(Stored data entries)
━━━━━━━━━━━━━━━━━━━━━━━━━━━━━━
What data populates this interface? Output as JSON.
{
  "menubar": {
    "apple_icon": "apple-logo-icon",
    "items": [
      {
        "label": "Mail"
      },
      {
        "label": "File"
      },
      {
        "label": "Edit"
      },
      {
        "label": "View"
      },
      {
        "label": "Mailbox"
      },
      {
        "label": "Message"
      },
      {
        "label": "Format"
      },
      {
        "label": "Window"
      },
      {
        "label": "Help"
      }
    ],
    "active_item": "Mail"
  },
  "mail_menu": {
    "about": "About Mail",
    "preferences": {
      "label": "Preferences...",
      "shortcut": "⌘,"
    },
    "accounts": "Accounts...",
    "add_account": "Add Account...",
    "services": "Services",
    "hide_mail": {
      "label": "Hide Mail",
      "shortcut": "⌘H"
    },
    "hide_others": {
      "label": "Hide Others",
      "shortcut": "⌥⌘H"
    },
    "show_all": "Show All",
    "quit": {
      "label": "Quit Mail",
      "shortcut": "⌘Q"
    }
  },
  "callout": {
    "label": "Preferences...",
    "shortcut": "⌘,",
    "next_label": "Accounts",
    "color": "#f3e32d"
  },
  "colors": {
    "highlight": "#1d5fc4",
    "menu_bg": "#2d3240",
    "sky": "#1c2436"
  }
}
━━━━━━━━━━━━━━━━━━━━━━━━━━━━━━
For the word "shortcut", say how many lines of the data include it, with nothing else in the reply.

ANSWER TO THIS EXERCISE:
5